# INSTRUCTIONS TO FOLLOW
From the records below, take each line where the string "price" shows up and copy it.

# TASK INPUTS
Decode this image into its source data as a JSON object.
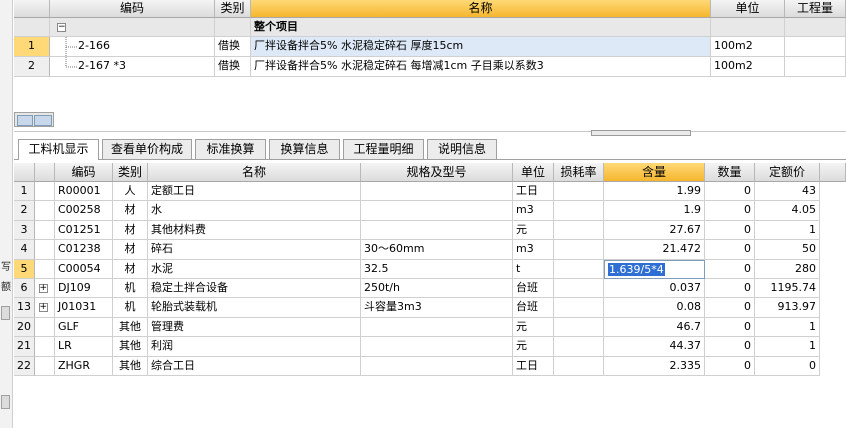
{
  "top_grid": {
    "headers": [
      "编码",
      "类别",
      "名称",
      "单位",
      "工程量"
    ],
    "group_row": {
      "toggle": "−",
      "name": "整个项目"
    },
    "rows": [
      {
        "num": "1",
        "code": "2-166",
        "type": "借换",
        "name": "厂拌设备拌合5% 水泥稳定碎石 厚度15cm",
        "unit": "100m2"
      },
      {
        "num": "2",
        "code": "2-167 *3",
        "type": "借换",
        "name": "厂拌设备拌合5% 水泥稳定碎石 每增减1cm 子目乘以系数3",
        "unit": "100m2"
      }
    ]
  },
  "tabs": [
    "工料机显示",
    "查看单价构成",
    "标准换算",
    "换算信息",
    "工程量明细",
    "说明信息"
  ],
  "bottom_grid": {
    "headers": [
      "编码",
      "类别",
      "名称",
      "规格及型号",
      "单位",
      "损耗率",
      "含量",
      "数量",
      "定额价"
    ],
    "rows": [
      {
        "num": "1",
        "exp": "",
        "code": "R00001",
        "type": "人",
        "name": "定额工日",
        "spec": "",
        "unit": "工日",
        "loss": "",
        "qty": "1.99",
        "amount": "0",
        "price": "43"
      },
      {
        "num": "2",
        "exp": "",
        "code": "C00258",
        "type": "材",
        "name": "水",
        "spec": "",
        "unit": "m3",
        "loss": "",
        "qty": "1.9",
        "amount": "0",
        "price": "4.05"
      },
      {
        "num": "3",
        "exp": "",
        "code": "C01251",
        "type": "材",
        "name": "其他材料费",
        "spec": "",
        "unit": "元",
        "loss": "",
        "qty": "27.67",
        "amount": "0",
        "price": "1"
      },
      {
        "num": "4",
        "exp": "",
        "code": "C01238",
        "type": "材",
        "name": "碎石",
        "spec": "30～60mm",
        "unit": "m3",
        "loss": "",
        "qty": "21.472",
        "amount": "0",
        "price": "50"
      },
      {
        "num": "5",
        "exp": "",
        "code": "C00054",
        "type": "材",
        "name": "水泥",
        "spec": "32.5",
        "unit": "t",
        "loss": "",
        "qty": "1.639/5*4",
        "amount": "0",
        "price": "280"
      },
      {
        "num": "6",
        "exp": "+",
        "code": "DJ109",
        "type": "机",
        "name": "稳定土拌合设备",
        "spec": "250t/h",
        "unit": "台班",
        "loss": "",
        "qty": "0.037",
        "amount": "0",
        "price": "1195.74"
      },
      {
        "num": "13",
        "exp": "+",
        "code": "J01031",
        "type": "机",
        "name": "轮胎式装载机",
        "spec": "斗容量3m3",
        "unit": "台班",
        "loss": "",
        "qty": "0.08",
        "amount": "0",
        "price": "913.97"
      },
      {
        "num": "20",
        "exp": "",
        "code": "GLF",
        "type": "其他",
        "name": "管理费",
        "spec": "",
        "unit": "元",
        "loss": "",
        "qty": "46.7",
        "amount": "0",
        "price": "1"
      },
      {
        "num": "21",
        "exp": "",
        "code": "LR",
        "type": "其他",
        "name": "利润",
        "spec": "",
        "unit": "元",
        "loss": "",
        "qty": "44.37",
        "amount": "0",
        "price": "1"
      },
      {
        "num": "22",
        "exp": "",
        "code": "ZHGR",
        "type": "其他",
        "name": "综合工日",
        "spec": "",
        "unit": "工日",
        "loss": "",
        "qty": "2.335",
        "amount": "0",
        "price": "0"
      }
    ]
  },
  "left_strip": {
    "tick1": "写",
    "tick2": "额"
  },
  "colors": {
    "selected_header": "#f5b62e",
    "edit_highlight": "#2f6fd3",
    "selected_row": "#dde9f7"
  }
}
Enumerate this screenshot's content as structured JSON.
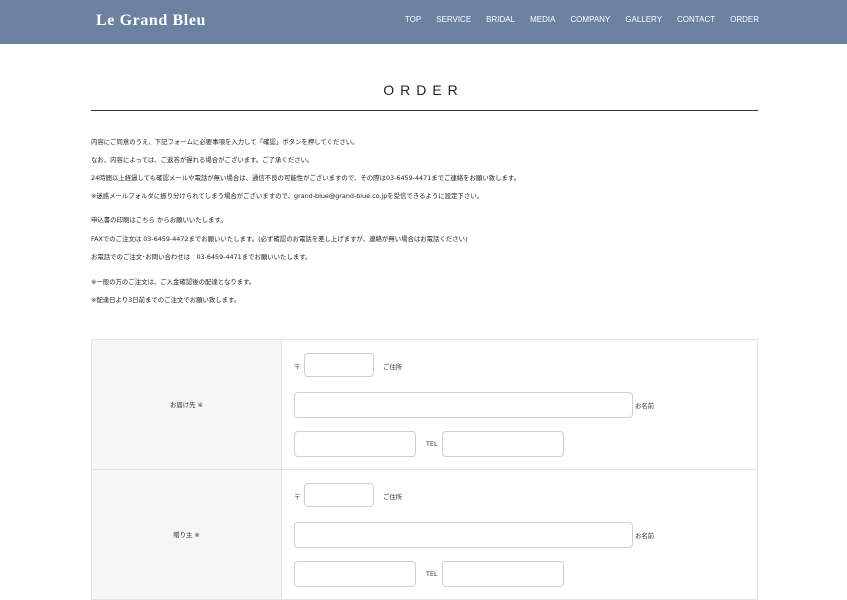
{
  "header": {
    "logo": "Le Grand Bleu",
    "nav": [
      "TOP",
      "SERVICE",
      "BRIDAL",
      "MEDIA",
      "COMPANY",
      "GALLERY",
      "CONTACT",
      "ORDER"
    ]
  },
  "page": {
    "title": "ORDER"
  },
  "notices": [
    "内容にご同意のうえ、下記フォームに必要事項を入力して「確認」ボタンを押してください。",
    "なお、内容によっては、ご返答が遅れる場合がございます。ご了承ください。",
    "24時間以上経過しても確認メールや電話が無い場合は、通信不良の可能性がございますので、その際は03-6459-4471までご連絡をお願い致します。",
    "※迷惑メールフォルダに振り分けられてしまう場合がございますので、grand-blue@grand-blue.co.jpを受信できるように設定下さい。",
    "申込書の印刷はこちら からお願いいたします。",
    "FAXでのご注文は 03-6459-4472までお願いいたします。(必ず確認のお電話を差し上げますが、連絡が無い場合はお電話ください)",
    "お電話でのご注文･お問い合わせは　03-6459-4471までお願いいたします。",
    "※一般の方のご注文は、ご入金確認後の配達となります。",
    "※配達日より3日前までのご注文でお願い致します。"
  ],
  "form": {
    "rows": [
      {
        "label": "お届け先 ※",
        "postal_mark": "〒",
        "address_label": "ご住所",
        "name_label": "お名前",
        "tel_label": "TEL"
      },
      {
        "label": "贈り主 ※",
        "postal_mark": "〒",
        "address_label": "ご住所",
        "name_label": "お名前",
        "tel_label": "TEL"
      }
    ]
  }
}
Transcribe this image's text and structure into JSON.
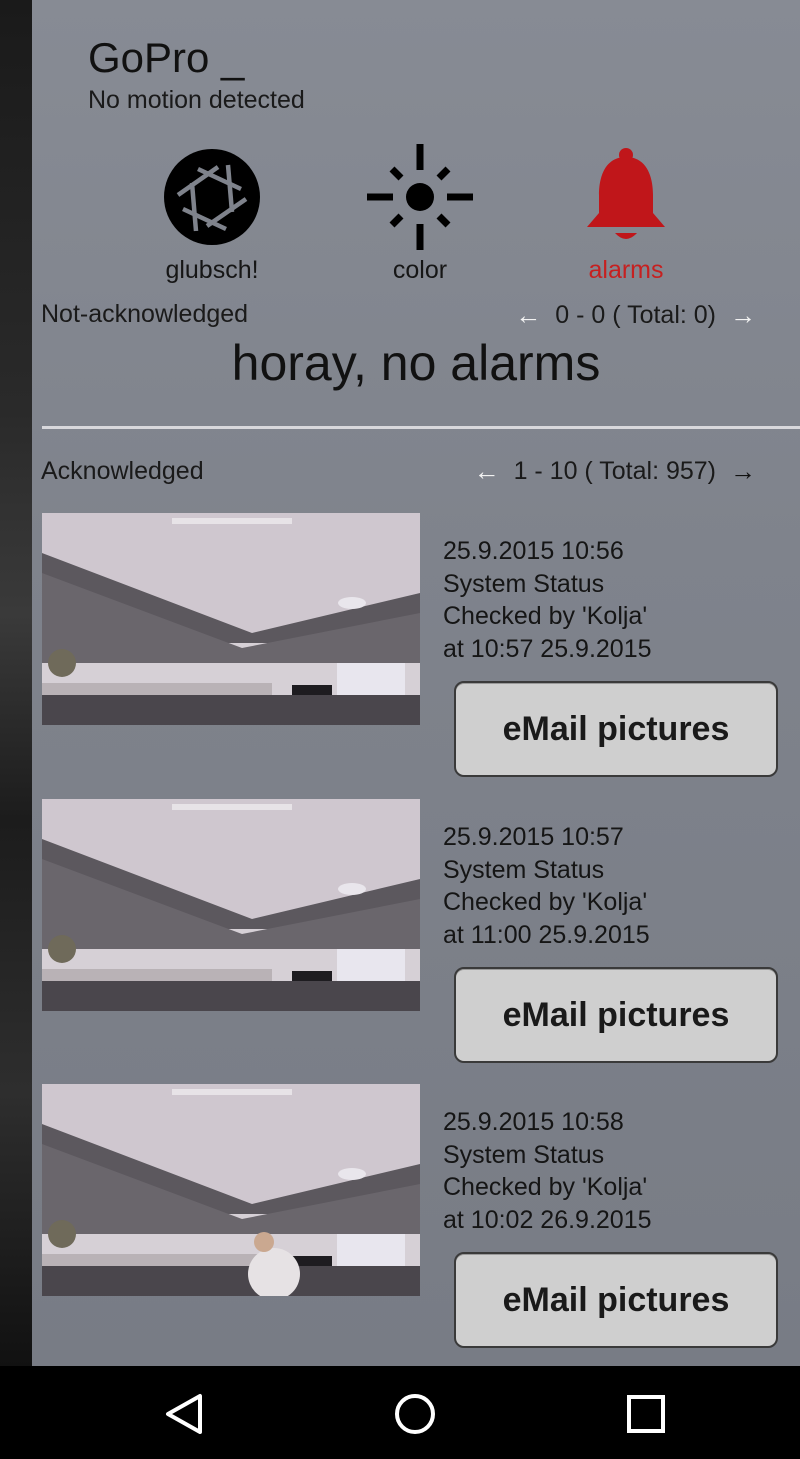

# TASK SOLUTION
        "price": "43"
        "price": "4.05"
        "price": "1"
        "price": "50"
        "price": "280"
        "price": "1195.74"
        "price": "913.97"
        "price": "1"
        "price": "1"
        "price": "0"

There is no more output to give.